Kosovo businesses also suffer. Domestic commerce documents are simply not recognized overseas due to the lack of diplomatic relations. Insurance rates for Kosovo are still among the most expensive in the world. Although Kosovo imports goods and services worth around $200 million from neighboring countries such as Serbia and Bosnia-Herzegovina, it is impossible for Kosovo to reciprocate exports. The reason is not a shortage of capacities, but the lack of recognition.

The Economic Initiative for Kosova (ECIKS) announced that trade of "Made in Kosova" products has increased slightly. The renewal of the EU preferential trade agreement, meanwhile, failed. Goods from Kosovo brought into the market of the European Union will be subject to extra tariffs.

No Telephone Code

And the list goes on. Kosovo cannot receive its own web IP address, inhibiting online purchasing, Internet banking, and national cybersecurity. The country has no international postal or telephone code. Mobile phone calls are channeled through Slovenia or Monaco at considerable expense. The lifting of air-traffic restrictions is expected to be addressed in the next talks between Belgrade and Pristina.

Kosovo athletes cannot even join international sports associations. Taiwan is a member of the International Olympic Committee (IOC), yet it is recognized by only 23 states. The world judo junior champion, a Kosovar, will most probably need to emigrate to compete in the 2012 London Olympics.

The Balkans are changing. The region is no longer what was in Yugoslav times. Whereas the role of the predominantly Serbian-populated north of Kosovo might give some leverage in negotiations, Belgrade is aware that the independence of Kosovo is irreversible.

Statistically, eight countries sent recognition letters in 2010. The year before, that figure was 11. By comparison, more UN members recognize the Palestinian state.

Countries indifferent to Kosovo's independence have not been approached persistently enough. Kosovo has established 20 embassies, but not one of them is in Africa, South America, or Southeast Asia.
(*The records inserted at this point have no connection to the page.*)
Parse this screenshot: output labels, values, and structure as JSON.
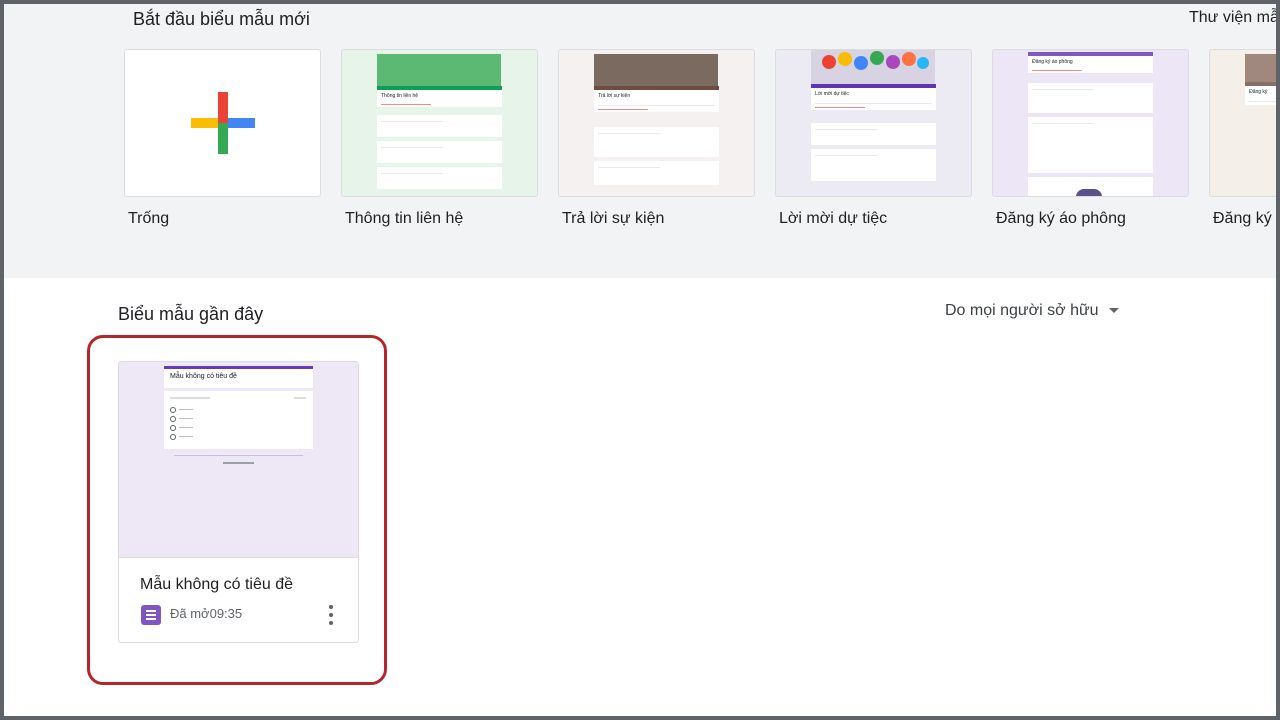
{
  "templates_section": {
    "title": "Bắt đầu biểu mẫu mới",
    "gallery_link": "Thư viện mẫ",
    "items": [
      {
        "label": "Trống"
      },
      {
        "label": "Thông tin liên hệ",
        "preview_title": "Thông tin liên hệ",
        "accent": "#0f9d58",
        "bg": "#e6f4ea"
      },
      {
        "label": "Trả lời sự kiện",
        "preview_title": "Trả lời sự kiện",
        "accent": "#6d4c41",
        "bg": "#f6f1f1"
      },
      {
        "label": "Lời mời dự tiệc",
        "preview_title": "Lời mời dự tiệc",
        "accent": "#5e35b1",
        "bg": "#ecebf3"
      },
      {
        "label": "Đăng ký áo phông",
        "preview_title": "Đăng ký áo phông",
        "accent": "#7e57c2",
        "bg": "#ece6f6"
      },
      {
        "label": "Đăng ký",
        "preview_title": "Đăng ký",
        "accent": "#8d6e63",
        "bg": "#f5efe9"
      }
    ]
  },
  "recent_section": {
    "title": "Biểu mẫu gần đây",
    "owner_filter": "Do mọi người sở hữu"
  },
  "recent_forms": [
    {
      "name": "Mẫu không có tiêu đề",
      "opened_label": "Đã mở",
      "opened_time": "09:35",
      "preview_title": "Mẫu không có tiêu đề",
      "icon": "google-forms-icon"
    }
  ],
  "colors": {
    "forms_purple": "#7e57c2",
    "highlight": "#b3262c",
    "plus_red": "#ea4335",
    "plus_blue": "#4285f4",
    "plus_green": "#34a853",
    "plus_yellow": "#fbbc04"
  }
}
A strategy that still bears potential is the "Big Brothers-Big Sisters" principle: Ankara and Riyadh could be reactivated as catalysts to lobby for Kosovo in the Middle East; Lima and San Jose for Latin America; Japan and South Korea for Southeast Asia.

"The sun slowly rising, shining on earth. The sky's open-minded today." The last stanza of Kosovo's nation-branding ad sounds euphemistic. Bringing Kosovo fully onto the international map will require intensified efforts from both inside and outside Kosovo.

Martin Waehlisch is a senior researcher at the Center for Peace Mediation/Institute for Conflict Management at the European University Viadrina and the Humboldt-Viadrina School of Governance. Behar Xharra is the Empedocle Maffia fellow at the Center for International Conflict Resolution, Columbia University. The views expressed in this commentary are the authors' own and do not necessarily reflect those of RFE/RL or any other institutions